All lines in the records that carry the string "デバッグ" are to be shown.

Data records for software interfaces
[Start of section]
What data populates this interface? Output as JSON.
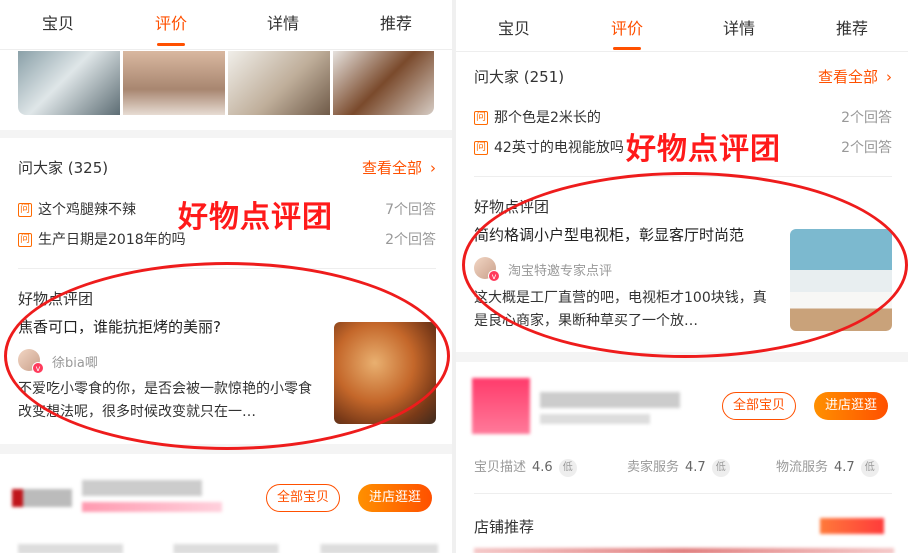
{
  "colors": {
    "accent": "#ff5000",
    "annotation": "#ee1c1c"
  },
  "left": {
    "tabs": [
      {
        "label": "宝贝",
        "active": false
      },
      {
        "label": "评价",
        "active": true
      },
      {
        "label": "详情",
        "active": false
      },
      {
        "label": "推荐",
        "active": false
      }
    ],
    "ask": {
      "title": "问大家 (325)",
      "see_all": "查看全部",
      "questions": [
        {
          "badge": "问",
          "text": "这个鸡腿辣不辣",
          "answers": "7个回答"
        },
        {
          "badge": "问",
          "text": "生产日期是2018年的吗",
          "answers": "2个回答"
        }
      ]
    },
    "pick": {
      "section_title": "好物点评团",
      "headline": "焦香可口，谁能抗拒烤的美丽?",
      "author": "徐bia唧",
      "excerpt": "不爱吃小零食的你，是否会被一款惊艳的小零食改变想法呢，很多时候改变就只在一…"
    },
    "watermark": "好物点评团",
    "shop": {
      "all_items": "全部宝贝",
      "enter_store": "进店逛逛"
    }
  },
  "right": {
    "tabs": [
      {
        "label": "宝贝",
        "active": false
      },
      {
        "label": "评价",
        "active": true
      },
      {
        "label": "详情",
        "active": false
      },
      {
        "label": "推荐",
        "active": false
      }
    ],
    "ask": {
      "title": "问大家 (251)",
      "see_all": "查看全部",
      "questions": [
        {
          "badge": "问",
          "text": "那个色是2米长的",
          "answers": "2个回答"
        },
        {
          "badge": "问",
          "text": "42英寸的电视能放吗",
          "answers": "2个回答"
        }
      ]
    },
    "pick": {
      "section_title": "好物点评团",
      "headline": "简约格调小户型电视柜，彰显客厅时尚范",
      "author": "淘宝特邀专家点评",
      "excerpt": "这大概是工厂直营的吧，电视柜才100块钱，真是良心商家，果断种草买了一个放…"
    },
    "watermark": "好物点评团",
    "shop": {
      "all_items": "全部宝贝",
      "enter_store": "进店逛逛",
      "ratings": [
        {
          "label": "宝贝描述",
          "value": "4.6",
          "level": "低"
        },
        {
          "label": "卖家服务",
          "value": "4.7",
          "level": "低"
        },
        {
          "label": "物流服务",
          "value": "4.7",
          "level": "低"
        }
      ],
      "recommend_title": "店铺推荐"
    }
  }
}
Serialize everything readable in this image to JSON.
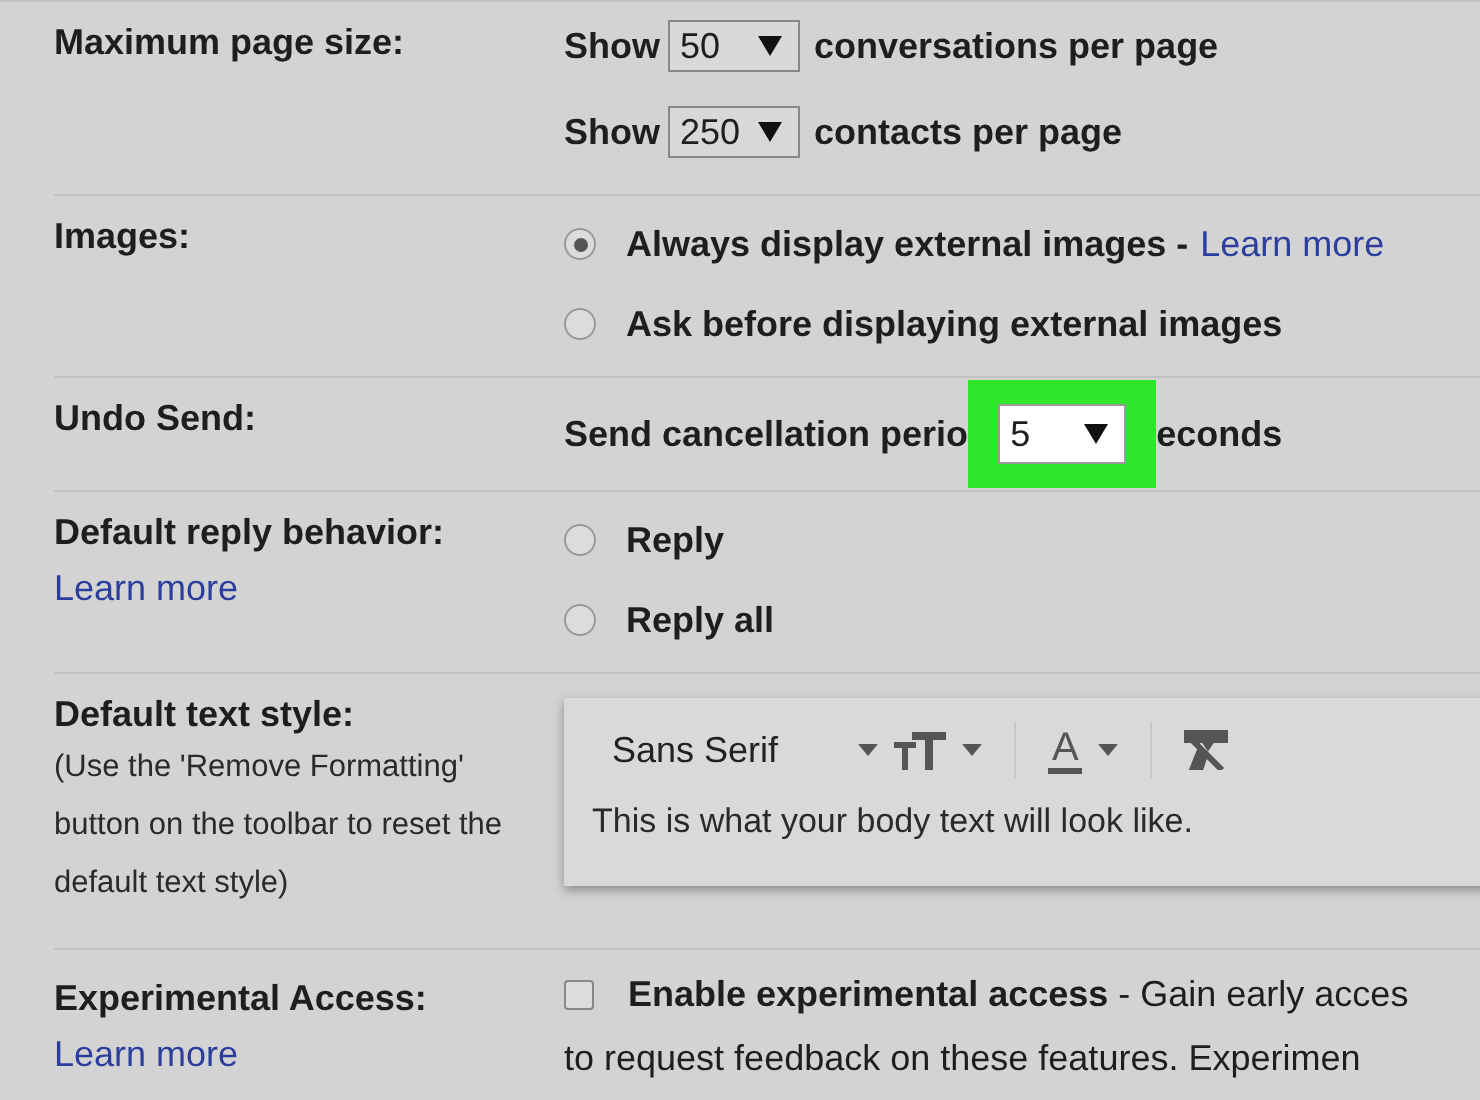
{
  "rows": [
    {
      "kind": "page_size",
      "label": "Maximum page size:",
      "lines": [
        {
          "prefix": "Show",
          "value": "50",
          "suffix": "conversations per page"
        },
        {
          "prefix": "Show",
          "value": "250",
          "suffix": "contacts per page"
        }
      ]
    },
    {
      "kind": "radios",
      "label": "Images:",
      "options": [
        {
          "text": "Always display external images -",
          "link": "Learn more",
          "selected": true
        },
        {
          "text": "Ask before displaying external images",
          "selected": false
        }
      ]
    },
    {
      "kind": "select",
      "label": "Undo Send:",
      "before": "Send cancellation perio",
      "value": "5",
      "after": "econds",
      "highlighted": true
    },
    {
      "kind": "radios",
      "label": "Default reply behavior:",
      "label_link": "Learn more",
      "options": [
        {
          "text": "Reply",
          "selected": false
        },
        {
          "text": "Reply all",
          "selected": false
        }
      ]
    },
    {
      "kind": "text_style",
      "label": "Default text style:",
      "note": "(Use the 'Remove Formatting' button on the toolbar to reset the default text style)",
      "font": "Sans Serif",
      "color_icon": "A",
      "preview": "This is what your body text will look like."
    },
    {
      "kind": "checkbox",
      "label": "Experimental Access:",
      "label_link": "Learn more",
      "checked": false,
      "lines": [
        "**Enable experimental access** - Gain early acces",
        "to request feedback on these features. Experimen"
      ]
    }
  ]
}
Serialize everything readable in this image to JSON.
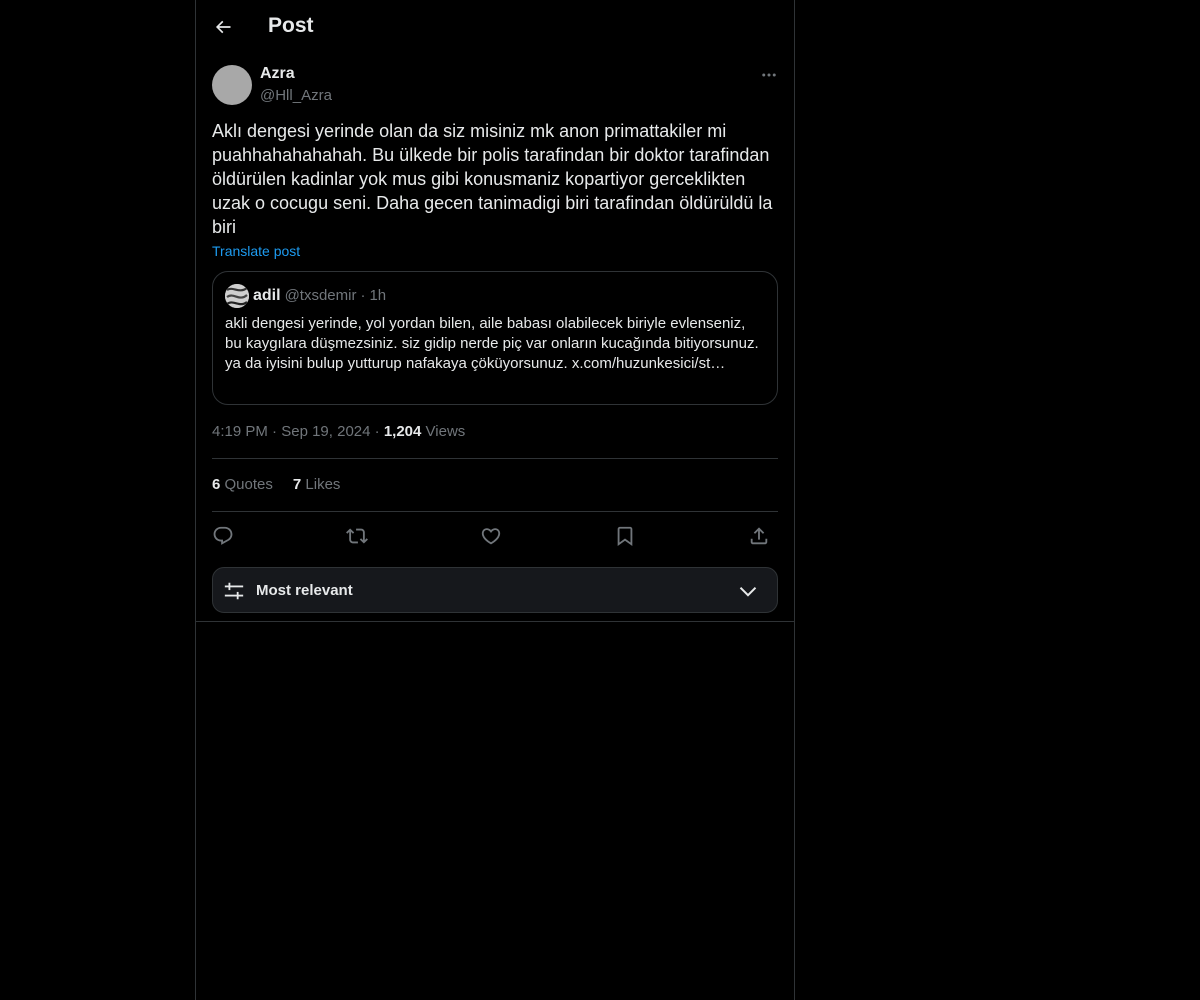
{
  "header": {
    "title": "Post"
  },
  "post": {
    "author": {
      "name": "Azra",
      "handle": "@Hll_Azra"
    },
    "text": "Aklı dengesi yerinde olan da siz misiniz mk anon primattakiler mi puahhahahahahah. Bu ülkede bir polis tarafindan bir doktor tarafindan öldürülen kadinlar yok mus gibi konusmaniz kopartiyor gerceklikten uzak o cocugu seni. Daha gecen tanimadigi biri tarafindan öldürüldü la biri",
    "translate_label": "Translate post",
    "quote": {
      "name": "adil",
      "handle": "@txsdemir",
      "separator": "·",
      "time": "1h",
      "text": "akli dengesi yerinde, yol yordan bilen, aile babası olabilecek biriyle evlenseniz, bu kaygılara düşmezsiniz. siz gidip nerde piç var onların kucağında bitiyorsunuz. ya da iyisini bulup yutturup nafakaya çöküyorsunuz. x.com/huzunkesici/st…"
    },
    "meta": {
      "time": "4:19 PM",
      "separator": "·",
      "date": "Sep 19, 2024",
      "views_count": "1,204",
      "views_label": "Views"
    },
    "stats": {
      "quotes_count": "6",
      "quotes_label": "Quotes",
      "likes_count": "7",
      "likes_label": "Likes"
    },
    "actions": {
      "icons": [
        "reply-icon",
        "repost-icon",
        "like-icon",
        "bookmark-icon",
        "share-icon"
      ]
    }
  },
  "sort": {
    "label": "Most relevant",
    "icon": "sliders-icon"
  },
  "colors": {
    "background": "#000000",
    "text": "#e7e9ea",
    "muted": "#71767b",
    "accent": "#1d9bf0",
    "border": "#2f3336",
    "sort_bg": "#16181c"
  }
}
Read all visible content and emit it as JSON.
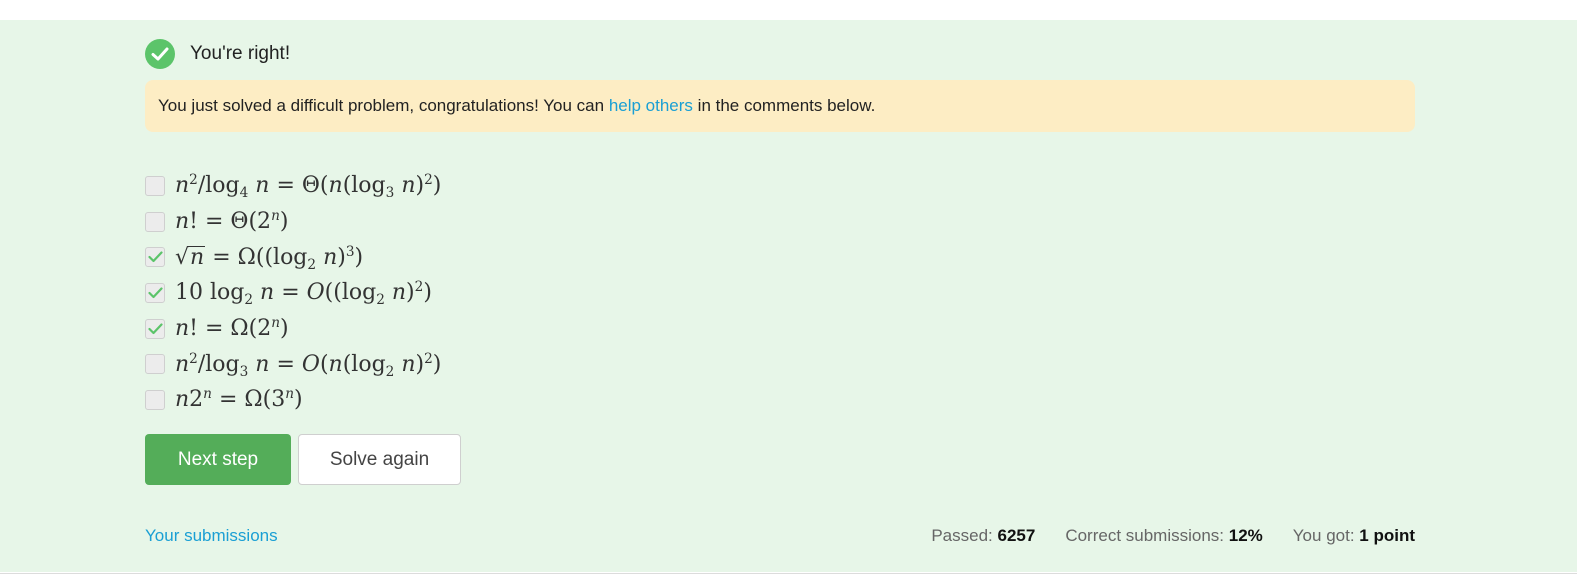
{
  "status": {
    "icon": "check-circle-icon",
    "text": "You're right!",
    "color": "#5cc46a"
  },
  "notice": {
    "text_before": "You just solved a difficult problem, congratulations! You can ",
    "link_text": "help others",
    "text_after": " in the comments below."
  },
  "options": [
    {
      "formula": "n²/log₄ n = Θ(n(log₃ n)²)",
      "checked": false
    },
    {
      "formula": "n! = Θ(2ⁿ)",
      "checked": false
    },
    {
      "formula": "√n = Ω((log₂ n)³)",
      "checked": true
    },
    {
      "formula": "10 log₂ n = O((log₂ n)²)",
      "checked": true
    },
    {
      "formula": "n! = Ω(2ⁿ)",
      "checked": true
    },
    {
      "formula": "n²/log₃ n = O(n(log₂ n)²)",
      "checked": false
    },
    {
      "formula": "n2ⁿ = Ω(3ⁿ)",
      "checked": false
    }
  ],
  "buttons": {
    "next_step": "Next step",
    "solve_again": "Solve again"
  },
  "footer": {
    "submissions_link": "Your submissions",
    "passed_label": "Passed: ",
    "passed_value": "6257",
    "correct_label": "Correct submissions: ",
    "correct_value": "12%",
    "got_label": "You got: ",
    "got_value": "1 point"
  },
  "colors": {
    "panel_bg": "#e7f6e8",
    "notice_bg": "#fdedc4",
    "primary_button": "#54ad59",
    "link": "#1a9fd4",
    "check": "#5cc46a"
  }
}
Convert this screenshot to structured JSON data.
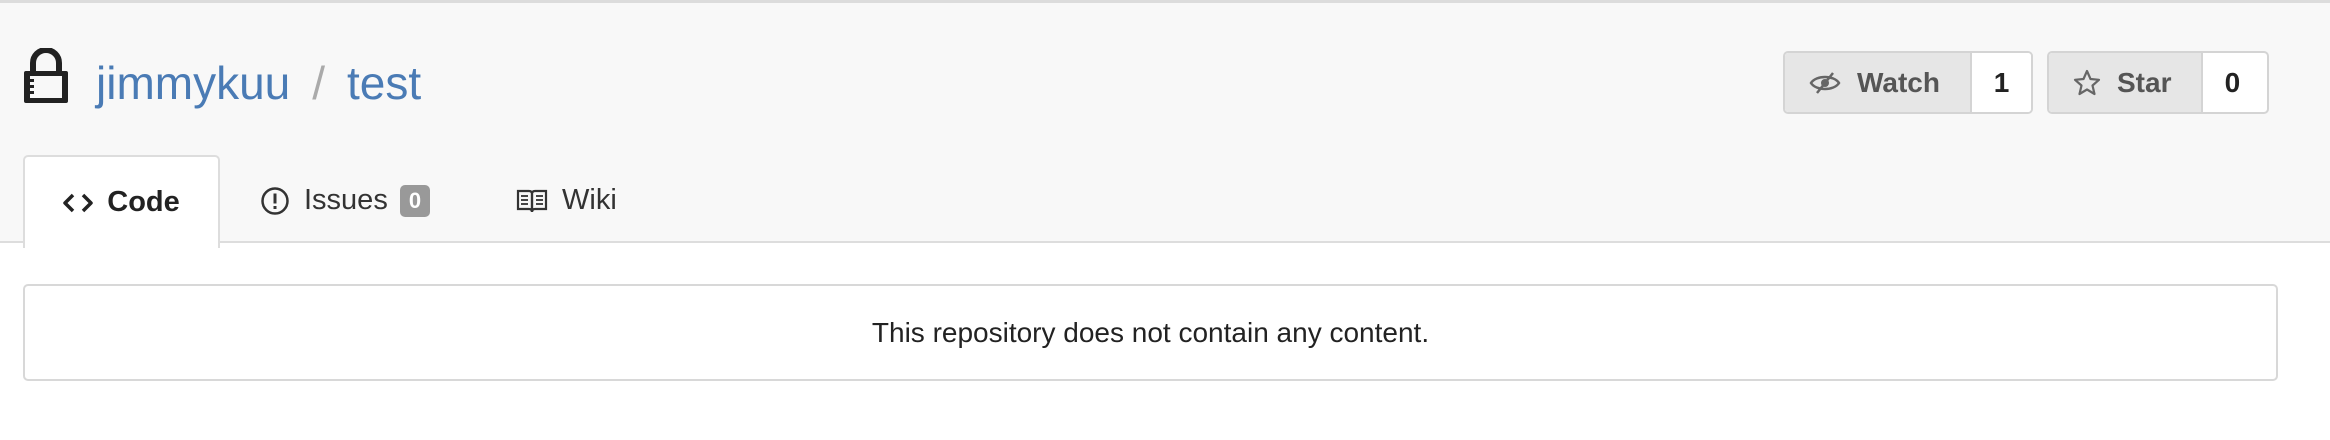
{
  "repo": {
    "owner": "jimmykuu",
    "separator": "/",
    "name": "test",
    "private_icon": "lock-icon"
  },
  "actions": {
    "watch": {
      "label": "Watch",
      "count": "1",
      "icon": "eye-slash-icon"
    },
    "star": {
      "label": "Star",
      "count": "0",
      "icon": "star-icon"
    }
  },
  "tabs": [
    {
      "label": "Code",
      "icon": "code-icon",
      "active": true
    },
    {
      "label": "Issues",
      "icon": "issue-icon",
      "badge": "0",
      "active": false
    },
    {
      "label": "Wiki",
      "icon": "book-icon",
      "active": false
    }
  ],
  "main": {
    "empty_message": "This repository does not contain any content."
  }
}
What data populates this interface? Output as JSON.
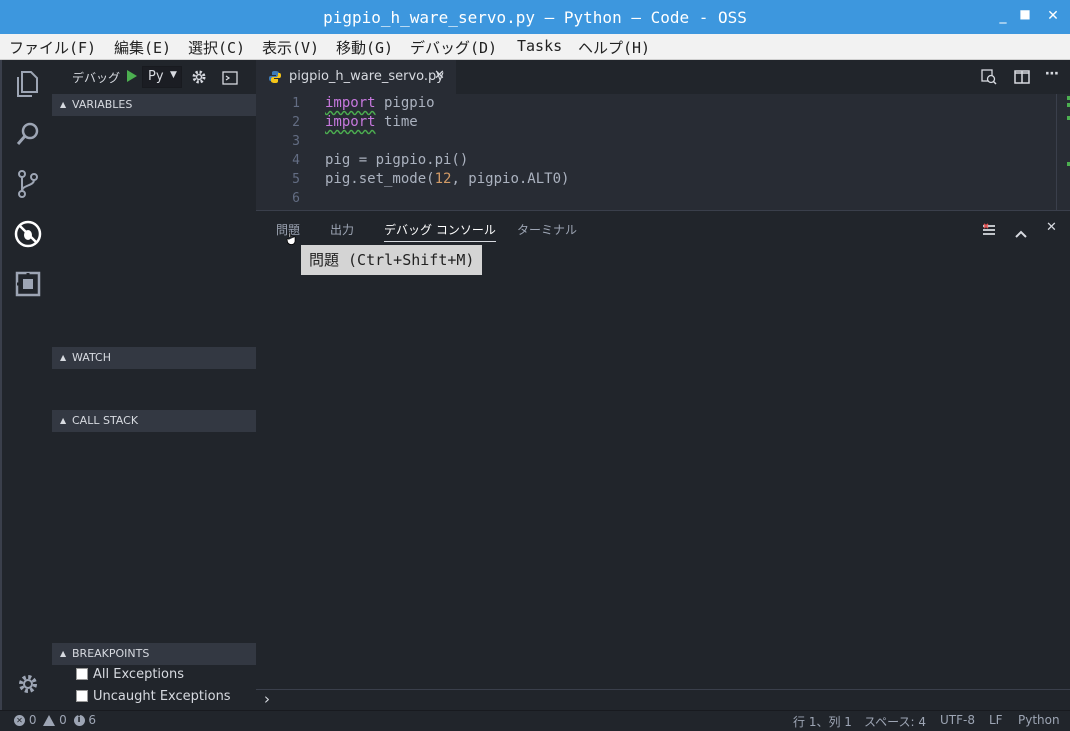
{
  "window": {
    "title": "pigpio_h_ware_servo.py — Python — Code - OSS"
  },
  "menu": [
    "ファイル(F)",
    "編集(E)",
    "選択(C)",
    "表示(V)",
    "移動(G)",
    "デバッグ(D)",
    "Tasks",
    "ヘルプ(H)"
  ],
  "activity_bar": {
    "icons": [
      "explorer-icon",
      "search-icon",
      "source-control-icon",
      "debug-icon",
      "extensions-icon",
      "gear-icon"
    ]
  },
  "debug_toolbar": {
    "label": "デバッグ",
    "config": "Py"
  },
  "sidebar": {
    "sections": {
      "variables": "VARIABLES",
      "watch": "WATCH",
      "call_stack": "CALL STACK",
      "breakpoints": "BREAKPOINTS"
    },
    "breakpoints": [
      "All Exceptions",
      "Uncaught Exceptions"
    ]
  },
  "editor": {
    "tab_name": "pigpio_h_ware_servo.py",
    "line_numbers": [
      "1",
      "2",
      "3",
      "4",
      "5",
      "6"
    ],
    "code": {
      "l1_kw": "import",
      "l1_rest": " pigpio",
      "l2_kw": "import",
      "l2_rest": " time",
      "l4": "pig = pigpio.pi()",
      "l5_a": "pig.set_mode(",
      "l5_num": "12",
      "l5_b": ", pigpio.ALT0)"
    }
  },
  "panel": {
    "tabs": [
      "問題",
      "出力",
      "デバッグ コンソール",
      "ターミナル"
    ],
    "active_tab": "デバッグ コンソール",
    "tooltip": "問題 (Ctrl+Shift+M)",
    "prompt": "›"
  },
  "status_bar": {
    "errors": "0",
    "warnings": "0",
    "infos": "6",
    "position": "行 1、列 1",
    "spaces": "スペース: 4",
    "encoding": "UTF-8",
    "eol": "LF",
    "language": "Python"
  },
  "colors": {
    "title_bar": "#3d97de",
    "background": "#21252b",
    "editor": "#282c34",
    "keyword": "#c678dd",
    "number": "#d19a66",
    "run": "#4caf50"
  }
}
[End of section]
## Result below
    "デバッグ(D)",
    "label": "デバッグ",
      "デバッグ コンソール",
    "active_tab": "デバッグ コンソール",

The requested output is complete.